_Activity_
The entries are to be output word for word, with the pictures omitted.

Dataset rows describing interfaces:
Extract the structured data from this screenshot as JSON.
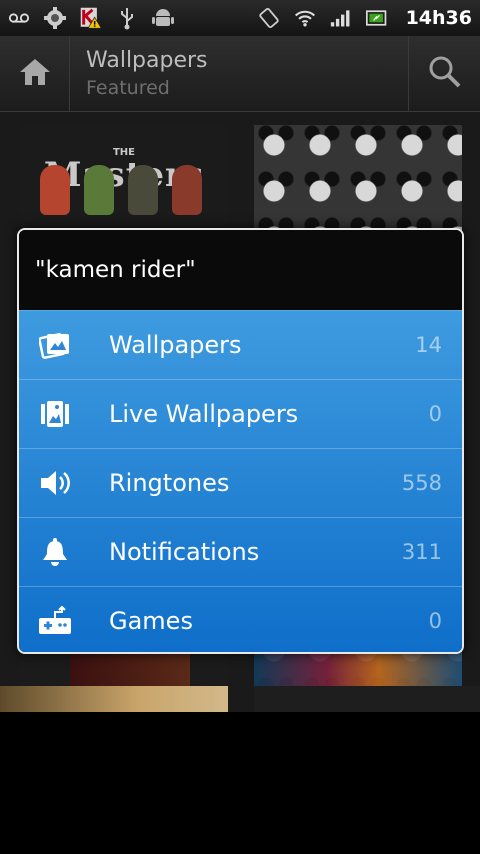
{
  "status_bar": {
    "time": "14h36",
    "icons": [
      "voicemail-icon",
      "settings-icon",
      "kaspersky-warning-icon",
      "usb-icon",
      "android-debug-icon",
      "rotate-icon",
      "wifi-icon",
      "signal-icon",
      "battery-icon"
    ]
  },
  "action_bar": {
    "title": "Wallpapers",
    "subtitle": "Featured",
    "home_icon": "home-icon",
    "search_icon": "search-icon"
  },
  "background": {
    "thumb_left_text": "Masters",
    "thumb_left_small": "THE"
  },
  "dialog": {
    "title": "\"kamen rider\"",
    "items": [
      {
        "label": "Wallpapers",
        "count": "14",
        "icon": "wallpaper-icon"
      },
      {
        "label": "Live Wallpapers",
        "count": "0",
        "icon": "live-wallpaper-icon"
      },
      {
        "label": "Ringtones",
        "count": "558",
        "icon": "speaker-icon"
      },
      {
        "label": "Notifications",
        "count": "311",
        "icon": "bell-icon"
      },
      {
        "label": "Games",
        "count": "0",
        "icon": "gamepad-icon"
      }
    ]
  },
  "colors": {
    "list_top": "#3f9bdf",
    "list_bottom": "#0e6ec9",
    "action_bar": "#262626"
  }
}
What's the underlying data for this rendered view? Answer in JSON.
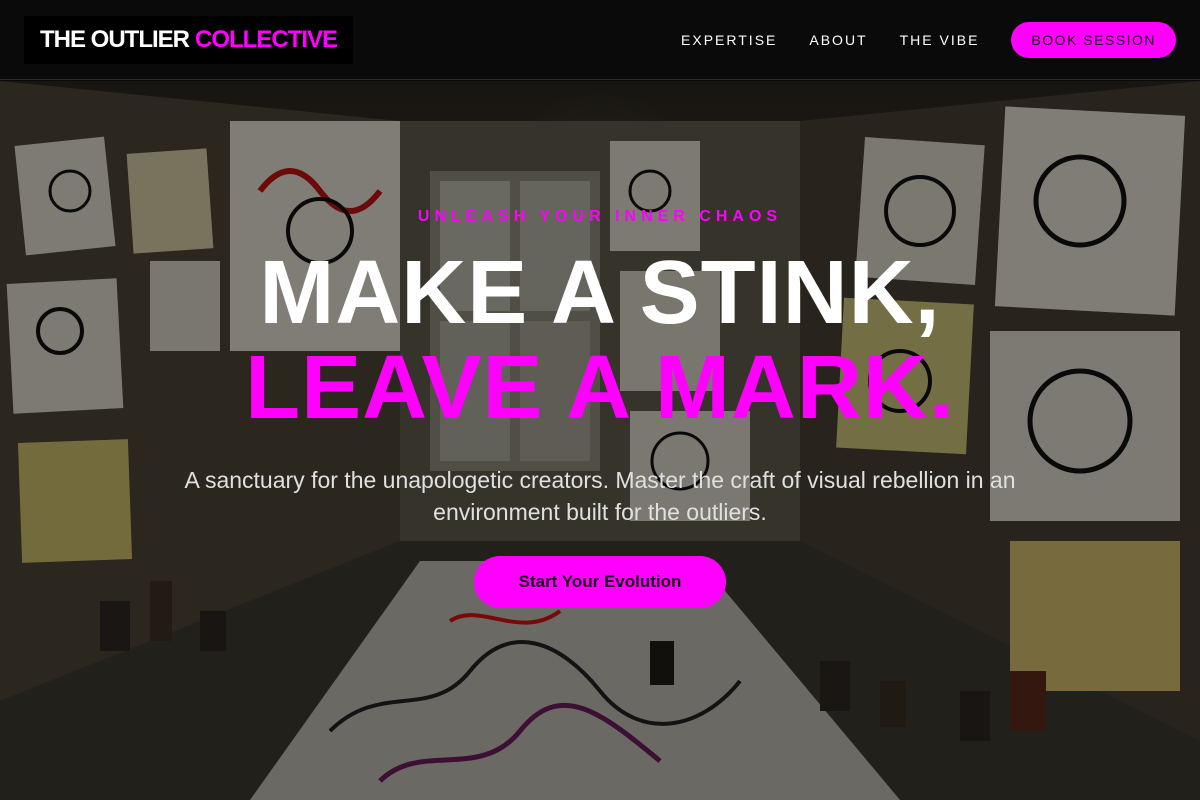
{
  "header": {
    "logo_part1": "THE OUTLIER",
    "logo_part2": "COLLECTIVE",
    "nav": [
      {
        "label": "EXPERTISE"
      },
      {
        "label": "ABOUT"
      },
      {
        "label": "THE VIBE"
      }
    ],
    "cta_label": "BOOK SESSION"
  },
  "hero": {
    "tagline": "UNLEASH YOUR INNER CHAOS",
    "headline_line1": "MAKE A STINK,",
    "headline_line2": "LEAVE A MARK.",
    "subtitle": "A sanctuary for the unapologetic creators. Master the craft of visual rebellion in an environment built for the outliers.",
    "cta_label": "Start Your Evolution",
    "background_image": "art-studio-room-with-doodle-paintings"
  },
  "colors": {
    "accent": "#ff00ff",
    "header_bg": "#0a0a0a",
    "text_primary": "#ffffff"
  }
}
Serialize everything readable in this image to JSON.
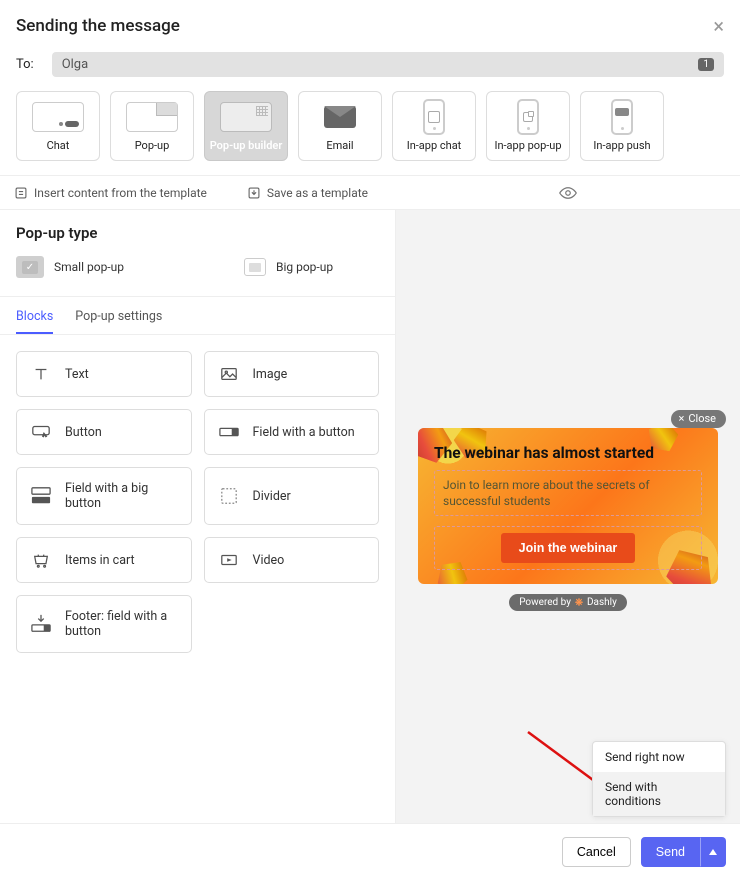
{
  "header": {
    "title": "Sending the message"
  },
  "to": {
    "label": "To:",
    "recipient": "Olga",
    "count": "1"
  },
  "channels": [
    {
      "key": "chat",
      "label": "Chat"
    },
    {
      "key": "popup",
      "label": "Pop-up"
    },
    {
      "key": "builder",
      "label": "Pop-up builder"
    },
    {
      "key": "email",
      "label": "Email"
    },
    {
      "key": "inappchat",
      "label": "In-app chat"
    },
    {
      "key": "inapppopup",
      "label": "In-app pop-up"
    },
    {
      "key": "inapppush",
      "label": "In-app push"
    }
  ],
  "toolbar": {
    "insert_template": "Insert content from the template",
    "save_template": "Save as a template"
  },
  "popup_type": {
    "title": "Pop-up type",
    "small": "Small pop-up",
    "big": "Big pop-up"
  },
  "tabs": {
    "blocks": "Blocks",
    "settings": "Pop-up settings"
  },
  "blocks": {
    "text": "Text",
    "image": "Image",
    "button": "Button",
    "field_button": "Field with a button",
    "field_big_button": "Field with a big button",
    "divider": "Divider",
    "items_cart": "Items in cart",
    "video": "Video",
    "footer_field": "Footer: field with a button"
  },
  "preview": {
    "close": "Close",
    "title": "The webinar has almost started",
    "body": "Join to learn more about the secrets of successful students",
    "cta": "Join the webinar",
    "powered_prefix": "Powered by",
    "powered_name": "Dashly"
  },
  "send_menu": {
    "now": "Send right now",
    "cond": "Send with conditions"
  },
  "footer": {
    "cancel": "Cancel",
    "send": "Send"
  }
}
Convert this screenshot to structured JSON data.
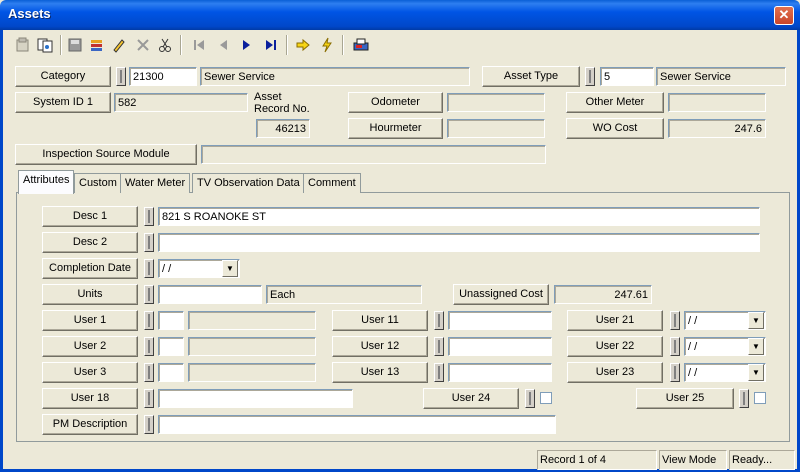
{
  "window": {
    "title": "Assets",
    "close_glyph": "✕"
  },
  "toolbar": {
    "icons": [
      "properties-icon",
      "copy-record-icon",
      "save-icon",
      "stack-icon",
      "edit-pencil-icon",
      "delete-icon",
      "cut-icon",
      "first-record-icon",
      "previous-record-icon",
      "next-record-icon",
      "last-record-icon",
      "goto-arrow-icon",
      "lightning-icon",
      "print-report-icon"
    ]
  },
  "header": {
    "category_label": "Category",
    "category_code": "21300",
    "category_name": "Sewer Service",
    "asset_type_label": "Asset Type",
    "asset_type_code": "5",
    "asset_type_name": "Sewer Service",
    "system_id_label": "System ID 1",
    "system_id_value": "582",
    "asset_record_label_1": "Asset",
    "asset_record_label_2": "Record No.",
    "asset_record_value": "46213",
    "odometer_label": "Odometer",
    "odometer_value": "",
    "other_meter_label": "Other Meter",
    "other_meter_value": "",
    "hourmeter_label": "Hourmeter",
    "hourmeter_value": "",
    "wo_cost_label": "WO Cost",
    "wo_cost_value": "247.6",
    "inspection_label": "Inspection Source Module",
    "inspection_value": ""
  },
  "tabs": [
    {
      "label": "Attributes",
      "active": true
    },
    {
      "label": "Custom"
    },
    {
      "label": "Water Meter"
    },
    {
      "label": "TV Observation Data"
    },
    {
      "label": "Comment"
    }
  ],
  "attributes": {
    "desc1_label": "Desc 1",
    "desc1_value": "821 S ROANOKE ST",
    "desc2_label": "Desc 2",
    "desc2_value": "",
    "completion_label": "Completion Date",
    "completion_value": " /  /",
    "units_label": "Units",
    "units_value": "",
    "units_each": "Each",
    "unassigned_label": "Unassigned Cost",
    "unassigned_value": "247.61",
    "user1_label": "User 1",
    "user2_label": "User 2",
    "user3_label": "User 3",
    "user11_label": "User 11",
    "user12_label": "User 12",
    "user13_label": "User 13",
    "user21_label": "User 21",
    "user21_value": " /  /",
    "user22_label": "User 22",
    "user22_value": " /  /",
    "user23_label": "User 23",
    "user23_value": " /  /",
    "user18_label": "User 18",
    "user24_label": "User 24",
    "user25_label": "User 25",
    "pm_label": "PM Description",
    "pm_value": ""
  },
  "status": {
    "record": "Record 1 of 4",
    "mode": "View Mode",
    "state": "Ready..."
  }
}
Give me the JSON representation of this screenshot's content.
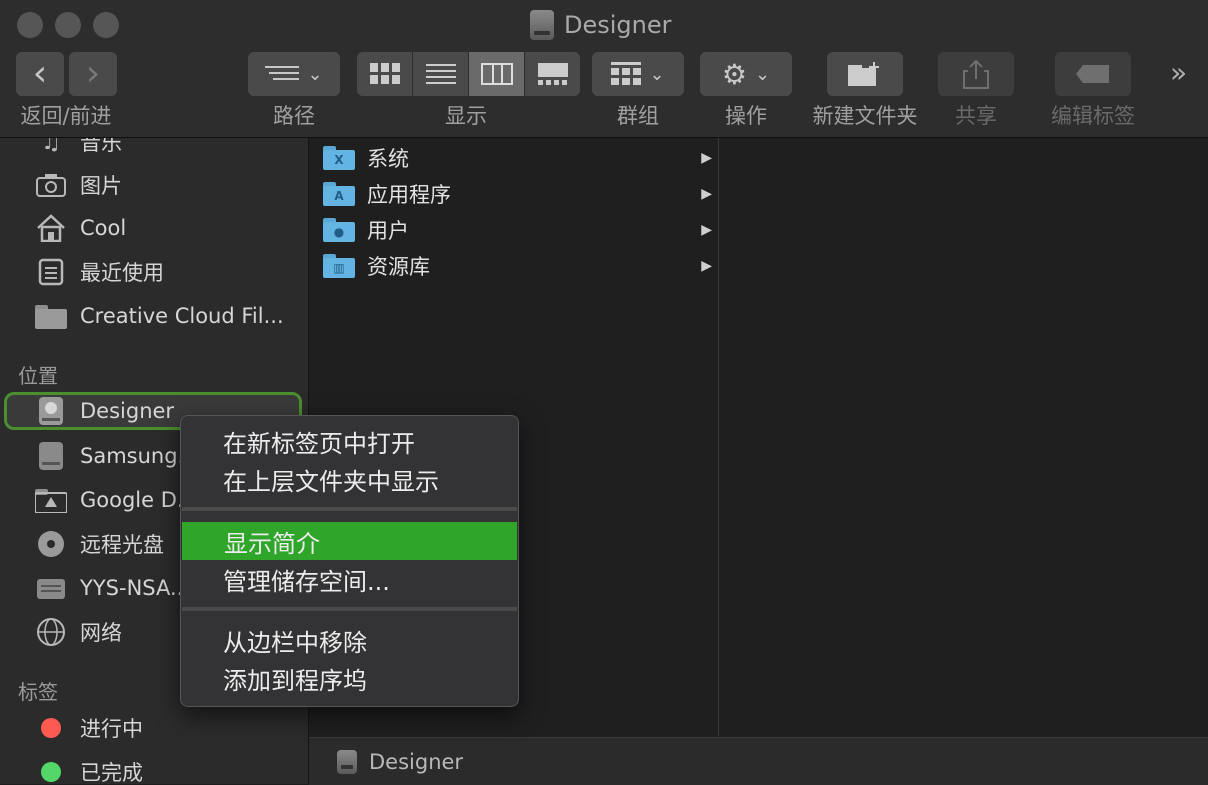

_Result_
Extract the structured data from this screenshot as JSON.
{
  "status_bar": {
    "time": "14h36",
    "icons": [
      "voicemail-icon",
      "settings-icon",
      "kaspersky-warning-icon",
      "usb-icon",
      "android-debug-icon",
      "rotate-icon",
      "wifi-icon",
      "signal-icon",
      "battery-icon"
    ]
  },
  "action_bar": {
    "title": "Wallpapers",
    "subtitle": "Featured",
    "home_icon": "home-icon",
    "search_icon": "search-icon"
  },
  "background": {
    "thumb_left_text": "Masters",
    "thumb_left_small": "THE"
  },
  "dialog": {
    "title": "\"kamen rider\"",
    "items": [
      {
        "label": "Wallpapers",
        "count": "14",
        "icon": "wallpaper-icon"
      },
      {
        "label": "Live Wallpapers",
        "count": "0",
        "icon": "live-wallpaper-icon"
      },
      {
        "label": "Ringtones",
        "count": "558",
        "icon": "speaker-icon"
      },
      {
        "label": "Notifications",
        "count": "311",
        "icon": "bell-icon"
      },
      {
        "label": "Games",
        "count": "0",
        "icon": "gamepad-icon"
      }
    ]
  },
  "colors": {
    "list_top": "#3f9bdf",
    "list_bottom": "#0e6ec9",
    "action_bar": "#262626"
  }
}
What's the underlying data for this rendered view? Answer in JSON.
{
  "header": {
    "logo_part1": "THE OUTLIER",
    "logo_part2": "COLLECTIVE",
    "nav": [
      {
        "label": "EXPERTISE"
      },
      {
        "label": "ABOUT"
      },
      {
        "label": "THE VIBE"
      }
    ],
    "cta_label": "BOOK SESSION"
  },
  "hero": {
    "tagline": "UNLEASH YOUR INNER CHAOS",
    "headline_line1": "MAKE A STINK,",
    "headline_line2": "LEAVE A MARK.",
    "subtitle": "A sanctuary for the unapologetic creators. Master the craft of visual rebellion in an environment built for the outliers.",
    "cta_label": "Start Your Evolution",
    "background_image": "art-studio-room-with-doodle-paintings"
  },
  "colors": {
    "accent": "#ff00ff",
    "header_bg": "#0a0a0a",
    "text_primary": "#ffffff"
  }
}
Serialize everything readable in this image to JSON.
{
  "header": {
    "title": "Sending the message"
  },
  "to": {
    "label": "To:",
    "recipient": "Olga",
    "count": "1"
  },
  "channels": [
    {
      "key": "chat",
      "label": "Chat"
    },
    {
      "key": "popup",
      "label": "Pop-up"
    },
    {
      "key": "builder",
      "label": "Pop-up builder"
    },
    {
      "key": "email",
      "label": "Email"
    },
    {
      "key": "inappchat",
      "label": "In-app chat"
    },
    {
      "key": "inapppopup",
      "label": "In-app pop-up"
    },
    {
      "key": "inapppush",
      "label": "In-app push"
    }
  ],
  "toolbar": {
    "insert_template": "Insert content from the template",
    "save_template": "Save as a template"
  },
  "popup_type": {
    "title": "Pop-up type",
    "small": "Small pop-up",
    "big": "Big pop-up"
  },
  "tabs": {
    "blocks": "Blocks",
    "settings": "Pop-up settings"
  },
  "blocks": {
    "text": "Text",
    "image": "Image",
    "button": "Button",
    "field_button": "Field with a button",
    "field_big_button": "Field with a big button",
    "divider": "Divider",
    "items_cart": "Items in cart",
    "video": "Video",
    "footer_field": "Footer: field with a button"
  },
  "preview": {
    "close": "Close",
    "title": "The webinar has almost started",
    "body": "Join to learn more about the secrets of successful students",
    "cta": "Join the webinar",
    "powered_prefix": "Powered by",
    "powered_name": "Dashly"
  },
  "send_menu": {
    "now": "Send right now",
    "cond": "Send with conditions"
  },
  "footer": {
    "cancel": "Cancel",
    "send": "Send"
  }
}
Convert this screenshot to structured JSON data.
{
  "window": {
    "title": "Assets",
    "close_glyph": "✕"
  },
  "toolbar": {
    "icons": [
      "properties-icon",
      "copy-record-icon",
      "save-icon",
      "stack-icon",
      "edit-pencil-icon",
      "delete-icon",
      "cut-icon",
      "first-record-icon",
      "previous-record-icon",
      "next-record-icon",
      "last-record-icon",
      "goto-arrow-icon",
      "lightning-icon",
      "print-report-icon"
    ]
  },
  "header": {
    "category_label": "Category",
    "category_code": "21300",
    "category_name": "Sewer Service",
    "asset_type_label": "Asset Type",
    "asset_type_code": "5",
    "asset_type_name": "Sewer Service",
    "system_id_label": "System ID 1",
    "system_id_value": "582",
    "asset_record_label_1": "Asset",
    "asset_record_label_2": "Record No.",
    "asset_record_value": "46213",
    "odometer_label": "Odometer",
    "odometer_value": "",
    "other_meter_label": "Other Meter",
    "other_meter_value": "",
    "hourmeter_label": "Hourmeter",
    "hourmeter_value": "",
    "wo_cost_label": "WO Cost",
    "wo_cost_value": "247.6",
    "inspection_label": "Inspection Source Module",
    "inspection_value": ""
  },
  "tabs": [
    {
      "label": "Attributes",
      "active": true
    },
    {
      "label": "Custom"
    },
    {
      "label": "Water Meter"
    },
    {
      "label": "TV Observation Data"
    },
    {
      "label": "Comment"
    }
  ],
  "attributes": {
    "desc1_label": "Desc 1",
    "desc1_value": "821 S ROANOKE ST",
    "desc2_label": "Desc 2",
    "desc2_value": "",
    "completion_label": "Completion Date",
    "completion_value": " /  /",
    "units_label": "Units",
    "units_value": "",
    "units_each": "Each",
    "unassigned_label": "Unassigned Cost",
    "unassigned_value": "247.61",
    "user1_label": "User 1",
    "user2_label": "User 2",
    "user3_label": "User 3",
    "user11_label": "User 11",
    "user12_label": "User 12",
    "user13_label": "User 13",
    "user21_label": "User 21",
    "user21_value": " /  /",
    "user22_label": "User 22",
    "user22_value": " /  /",
    "user23_label": "User 23",
    "user23_value": " /  /",
    "user18_label": "User 18",
    "user24_label": "User 24",
    "user25_label": "User 25",
    "pm_label": "PM Description",
    "pm_value": ""
  },
  "status": {
    "record": "Record 1 of 4",
    "mode": "View Mode",
    "state": "Ready..."
  }
}
Give me the JSON representation of this screenshot's content.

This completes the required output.